**Exercise instructions:**
Your reply should be made up of every line in the records below that holds the string "labels".

--- Input Enclosed Below ---

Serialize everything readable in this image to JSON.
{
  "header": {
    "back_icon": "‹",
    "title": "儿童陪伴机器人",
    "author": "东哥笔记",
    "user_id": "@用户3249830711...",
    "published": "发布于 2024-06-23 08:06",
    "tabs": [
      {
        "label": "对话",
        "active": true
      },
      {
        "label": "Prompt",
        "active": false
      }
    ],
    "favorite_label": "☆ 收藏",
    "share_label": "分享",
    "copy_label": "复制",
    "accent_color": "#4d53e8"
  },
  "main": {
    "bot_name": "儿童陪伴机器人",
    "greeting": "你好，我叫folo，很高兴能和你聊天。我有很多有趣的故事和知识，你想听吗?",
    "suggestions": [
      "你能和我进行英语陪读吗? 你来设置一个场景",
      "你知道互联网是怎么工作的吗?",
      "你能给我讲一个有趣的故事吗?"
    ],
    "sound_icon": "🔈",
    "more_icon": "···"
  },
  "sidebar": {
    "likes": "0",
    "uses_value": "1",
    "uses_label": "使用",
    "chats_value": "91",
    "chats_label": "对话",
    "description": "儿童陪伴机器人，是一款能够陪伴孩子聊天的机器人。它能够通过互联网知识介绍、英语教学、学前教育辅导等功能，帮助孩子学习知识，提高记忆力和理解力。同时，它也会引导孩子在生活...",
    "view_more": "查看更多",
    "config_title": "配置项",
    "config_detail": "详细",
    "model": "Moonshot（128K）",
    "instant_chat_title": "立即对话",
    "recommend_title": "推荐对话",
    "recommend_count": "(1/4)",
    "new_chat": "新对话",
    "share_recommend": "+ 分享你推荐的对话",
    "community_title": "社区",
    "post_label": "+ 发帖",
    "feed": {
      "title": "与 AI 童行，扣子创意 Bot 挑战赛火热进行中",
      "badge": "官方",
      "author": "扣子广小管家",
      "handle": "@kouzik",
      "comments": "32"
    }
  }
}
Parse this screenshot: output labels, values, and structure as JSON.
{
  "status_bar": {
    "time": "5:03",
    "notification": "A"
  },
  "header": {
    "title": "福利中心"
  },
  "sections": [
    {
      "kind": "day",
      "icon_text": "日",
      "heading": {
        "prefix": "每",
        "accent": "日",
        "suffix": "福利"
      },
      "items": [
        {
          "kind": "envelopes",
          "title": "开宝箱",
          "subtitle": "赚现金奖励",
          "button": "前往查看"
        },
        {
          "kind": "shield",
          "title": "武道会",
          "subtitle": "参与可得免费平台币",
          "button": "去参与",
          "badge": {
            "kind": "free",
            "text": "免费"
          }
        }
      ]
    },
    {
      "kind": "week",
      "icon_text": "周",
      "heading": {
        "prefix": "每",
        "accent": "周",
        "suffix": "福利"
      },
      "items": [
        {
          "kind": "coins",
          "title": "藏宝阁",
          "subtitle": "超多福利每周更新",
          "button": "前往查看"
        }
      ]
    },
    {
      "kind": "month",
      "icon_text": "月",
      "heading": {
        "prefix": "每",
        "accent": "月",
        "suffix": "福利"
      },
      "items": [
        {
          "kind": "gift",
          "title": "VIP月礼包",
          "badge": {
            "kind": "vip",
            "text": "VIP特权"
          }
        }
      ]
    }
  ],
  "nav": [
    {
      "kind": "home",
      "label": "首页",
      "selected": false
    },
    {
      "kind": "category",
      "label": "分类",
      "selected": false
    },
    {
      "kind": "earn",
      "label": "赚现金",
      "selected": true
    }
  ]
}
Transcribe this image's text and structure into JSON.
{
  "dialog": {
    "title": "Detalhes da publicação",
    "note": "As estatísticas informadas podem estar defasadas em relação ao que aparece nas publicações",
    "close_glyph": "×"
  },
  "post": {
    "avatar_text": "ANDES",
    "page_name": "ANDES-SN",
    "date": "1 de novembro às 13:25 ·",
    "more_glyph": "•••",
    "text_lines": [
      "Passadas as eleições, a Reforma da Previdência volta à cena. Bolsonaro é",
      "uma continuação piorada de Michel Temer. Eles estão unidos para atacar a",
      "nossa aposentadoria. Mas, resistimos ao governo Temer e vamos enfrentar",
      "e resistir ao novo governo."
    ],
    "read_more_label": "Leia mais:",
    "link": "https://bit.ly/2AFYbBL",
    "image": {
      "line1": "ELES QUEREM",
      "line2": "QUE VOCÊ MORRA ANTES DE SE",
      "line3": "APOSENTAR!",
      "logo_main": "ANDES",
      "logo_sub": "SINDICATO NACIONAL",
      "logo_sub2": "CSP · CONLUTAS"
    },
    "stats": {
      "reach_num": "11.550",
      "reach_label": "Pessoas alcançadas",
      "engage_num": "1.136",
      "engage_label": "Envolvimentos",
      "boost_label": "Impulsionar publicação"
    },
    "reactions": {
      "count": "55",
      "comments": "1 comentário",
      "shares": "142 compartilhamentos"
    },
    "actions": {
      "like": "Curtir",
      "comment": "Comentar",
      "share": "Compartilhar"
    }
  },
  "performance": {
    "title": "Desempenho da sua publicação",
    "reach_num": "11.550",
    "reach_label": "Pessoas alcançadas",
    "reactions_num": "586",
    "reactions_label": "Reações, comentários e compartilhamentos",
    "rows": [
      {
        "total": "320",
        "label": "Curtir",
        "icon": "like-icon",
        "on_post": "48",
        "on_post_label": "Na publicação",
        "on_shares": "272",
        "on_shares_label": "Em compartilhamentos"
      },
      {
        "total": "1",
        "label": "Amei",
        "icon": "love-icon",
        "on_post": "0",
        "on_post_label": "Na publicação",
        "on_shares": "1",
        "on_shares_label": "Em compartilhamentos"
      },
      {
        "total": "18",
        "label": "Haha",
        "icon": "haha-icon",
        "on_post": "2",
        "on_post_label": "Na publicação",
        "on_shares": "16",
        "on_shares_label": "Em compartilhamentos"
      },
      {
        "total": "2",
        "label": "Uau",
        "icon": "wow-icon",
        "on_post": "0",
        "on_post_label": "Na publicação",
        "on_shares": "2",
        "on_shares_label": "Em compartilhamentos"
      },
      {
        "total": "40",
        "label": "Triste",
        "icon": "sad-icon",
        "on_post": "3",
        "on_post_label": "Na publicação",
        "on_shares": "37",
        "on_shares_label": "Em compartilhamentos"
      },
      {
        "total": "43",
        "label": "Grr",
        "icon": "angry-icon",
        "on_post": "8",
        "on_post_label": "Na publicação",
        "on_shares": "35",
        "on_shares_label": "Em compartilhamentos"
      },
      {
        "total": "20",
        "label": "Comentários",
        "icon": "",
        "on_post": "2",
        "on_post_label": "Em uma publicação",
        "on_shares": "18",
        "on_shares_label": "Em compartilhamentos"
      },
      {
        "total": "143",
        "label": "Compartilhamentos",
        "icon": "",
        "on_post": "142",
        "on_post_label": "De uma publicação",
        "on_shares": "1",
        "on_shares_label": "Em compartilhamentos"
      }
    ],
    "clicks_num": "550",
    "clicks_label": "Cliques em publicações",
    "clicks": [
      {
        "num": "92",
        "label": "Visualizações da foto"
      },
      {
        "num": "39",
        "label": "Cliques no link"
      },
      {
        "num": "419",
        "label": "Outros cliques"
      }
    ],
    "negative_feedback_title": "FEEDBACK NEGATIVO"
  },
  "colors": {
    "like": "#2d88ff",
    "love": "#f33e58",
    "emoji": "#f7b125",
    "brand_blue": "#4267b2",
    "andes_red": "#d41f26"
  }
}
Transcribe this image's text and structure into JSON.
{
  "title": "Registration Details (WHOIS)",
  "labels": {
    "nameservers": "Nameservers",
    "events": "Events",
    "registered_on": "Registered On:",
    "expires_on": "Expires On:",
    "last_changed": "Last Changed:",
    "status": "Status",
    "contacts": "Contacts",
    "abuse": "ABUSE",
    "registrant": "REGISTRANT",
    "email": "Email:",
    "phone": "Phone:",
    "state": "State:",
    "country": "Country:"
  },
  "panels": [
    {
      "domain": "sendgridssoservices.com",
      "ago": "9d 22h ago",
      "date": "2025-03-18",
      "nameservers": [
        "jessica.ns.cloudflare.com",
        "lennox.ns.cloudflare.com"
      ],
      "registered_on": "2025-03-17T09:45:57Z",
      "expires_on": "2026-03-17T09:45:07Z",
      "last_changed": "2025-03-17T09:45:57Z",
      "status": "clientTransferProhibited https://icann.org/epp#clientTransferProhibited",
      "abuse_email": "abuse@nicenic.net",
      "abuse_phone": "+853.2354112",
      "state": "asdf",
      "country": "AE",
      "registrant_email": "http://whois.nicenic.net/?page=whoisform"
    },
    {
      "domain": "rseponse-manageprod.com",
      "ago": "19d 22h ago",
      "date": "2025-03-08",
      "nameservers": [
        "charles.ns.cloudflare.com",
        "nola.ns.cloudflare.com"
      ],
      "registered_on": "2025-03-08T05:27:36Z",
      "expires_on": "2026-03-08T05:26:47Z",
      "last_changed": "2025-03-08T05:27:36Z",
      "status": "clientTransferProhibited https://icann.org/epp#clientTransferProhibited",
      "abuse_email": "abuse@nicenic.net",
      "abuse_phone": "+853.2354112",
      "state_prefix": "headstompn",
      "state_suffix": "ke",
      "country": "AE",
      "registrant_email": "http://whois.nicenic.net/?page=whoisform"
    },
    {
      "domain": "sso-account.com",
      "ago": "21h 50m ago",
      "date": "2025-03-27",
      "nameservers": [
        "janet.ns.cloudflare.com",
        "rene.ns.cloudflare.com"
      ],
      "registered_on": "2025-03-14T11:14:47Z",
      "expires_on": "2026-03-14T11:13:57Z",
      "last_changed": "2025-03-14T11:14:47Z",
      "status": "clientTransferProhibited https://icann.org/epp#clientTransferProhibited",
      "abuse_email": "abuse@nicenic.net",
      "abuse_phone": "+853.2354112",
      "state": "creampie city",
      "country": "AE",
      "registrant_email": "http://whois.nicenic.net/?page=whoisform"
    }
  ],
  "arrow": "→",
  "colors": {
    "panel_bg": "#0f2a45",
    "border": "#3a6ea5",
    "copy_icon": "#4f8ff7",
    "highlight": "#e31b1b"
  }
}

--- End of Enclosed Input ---

**Output below:**
Parse this screenshot: output labels, values, and structure as JSON.
  "labels": {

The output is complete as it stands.